“So grandma and grandpa slugged it out with dad who just wanted me to be normal, but they got custody and they, of course, dropped me off at the school because they are complete Purists and hate me being half-null.” I pick at my zipbag, the blisters on my right hand are getting larger. “Since it took so long to get custody in courts, I got dropped off with no explanation or idea. I watched the introduction video, watched the pures takes their tests, which was absolutely eye opening for someone who only had seen a rock float like a magnet hovering over a magnet.”

Professor Hawkins raised his eyebrows at that.

Oops. Most people the rock in hand barely hovers high enough for a piece of paper to slip through. For it to hover like two magnets requires serious power.

“You understand, that is just what it seemed like to a ten-year­-old.”

He nodded.

“Anyway, it came my turn to go down and you touched my elbow.”

“And you had been primed for magic ever since the rock test.” The professor growled.

I shivered in response. “Yeah, they don’t say once you start emerging, the power just grows. I’m an introvert, so while I did hug my parent goodbye and all that, I pretty much stuck with myself until walking into the room and …”

“I touched your elbow and you saw something.”

I nod small, chin against my chest. Please don’t make me tell you.

There is no way he won’t make me tell him. Put your big girl panties on.

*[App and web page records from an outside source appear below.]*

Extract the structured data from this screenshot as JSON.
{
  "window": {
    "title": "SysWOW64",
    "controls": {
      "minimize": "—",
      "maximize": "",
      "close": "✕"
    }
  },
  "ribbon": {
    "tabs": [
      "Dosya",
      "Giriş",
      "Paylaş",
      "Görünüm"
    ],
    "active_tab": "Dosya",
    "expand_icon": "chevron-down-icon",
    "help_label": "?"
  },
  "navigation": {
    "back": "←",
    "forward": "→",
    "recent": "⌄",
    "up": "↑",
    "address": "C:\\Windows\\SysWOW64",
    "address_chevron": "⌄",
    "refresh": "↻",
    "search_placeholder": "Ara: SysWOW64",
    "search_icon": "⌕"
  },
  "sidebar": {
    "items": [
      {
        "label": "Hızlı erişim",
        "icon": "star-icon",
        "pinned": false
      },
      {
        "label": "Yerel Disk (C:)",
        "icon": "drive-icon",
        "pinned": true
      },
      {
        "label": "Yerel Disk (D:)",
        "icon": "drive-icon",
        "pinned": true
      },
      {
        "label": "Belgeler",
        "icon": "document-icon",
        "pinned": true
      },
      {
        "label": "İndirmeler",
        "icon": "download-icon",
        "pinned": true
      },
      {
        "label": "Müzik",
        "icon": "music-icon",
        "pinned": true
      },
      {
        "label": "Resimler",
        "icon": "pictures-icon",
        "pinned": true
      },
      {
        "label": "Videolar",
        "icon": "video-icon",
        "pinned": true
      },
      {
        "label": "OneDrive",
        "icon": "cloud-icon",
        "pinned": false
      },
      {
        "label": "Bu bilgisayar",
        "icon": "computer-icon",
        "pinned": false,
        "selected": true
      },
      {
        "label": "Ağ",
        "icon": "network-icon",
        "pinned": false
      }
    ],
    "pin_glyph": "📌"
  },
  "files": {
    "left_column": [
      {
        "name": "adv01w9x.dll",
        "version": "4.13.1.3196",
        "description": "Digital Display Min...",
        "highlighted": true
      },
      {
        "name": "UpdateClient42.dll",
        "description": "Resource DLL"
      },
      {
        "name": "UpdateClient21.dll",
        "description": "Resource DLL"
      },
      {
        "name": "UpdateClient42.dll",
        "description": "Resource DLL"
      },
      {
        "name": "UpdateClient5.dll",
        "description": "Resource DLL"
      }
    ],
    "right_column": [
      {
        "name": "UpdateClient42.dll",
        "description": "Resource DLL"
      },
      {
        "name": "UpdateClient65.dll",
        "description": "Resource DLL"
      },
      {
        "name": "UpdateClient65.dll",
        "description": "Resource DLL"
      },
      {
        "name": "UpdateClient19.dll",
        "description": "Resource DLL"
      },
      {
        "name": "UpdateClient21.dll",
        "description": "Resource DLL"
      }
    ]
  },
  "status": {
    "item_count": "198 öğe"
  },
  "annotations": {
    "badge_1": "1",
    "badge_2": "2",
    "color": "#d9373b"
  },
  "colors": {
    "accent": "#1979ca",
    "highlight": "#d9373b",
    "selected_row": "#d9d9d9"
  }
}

“I was bigger and so were you, but you are over me, pressing hard against me. It felt … all the felts.” I blush badly. “At ten, I had no clue what those feels were and it was traumatic. You are holding your hand over my mouth to keep me quiet and I am biting it hard enough to taste blood. I want to scream so bad and you aren’t letting me. My hands are tied over my head.”

Professor Hawkins leaned back in his chair, pushing away from his desk, from me. “I would never.”

“You will.” I shake my head. “And soon. It was a clear vision, no cloudy. Somehow, someway it will happen in all the timelines you and I exist in. At least I’m eighteen as of last week, I was worried it would happen before then since I recognized you and I are the right sizes for that … that… . Well, the first day I walked into class and saw you.”

(words 2,374; first published 12/26/2023)

All the Way Forward Series

  1. All the Way Forward Series
    1. All the Way Forward Part 1 (chapters 1-3) (8/29/2021)
    2. All the Way Forward Part 2 (chapters 4-6) (10/21/2021)
    3. All the Way Back (chapters 1-3) (5/1/2022)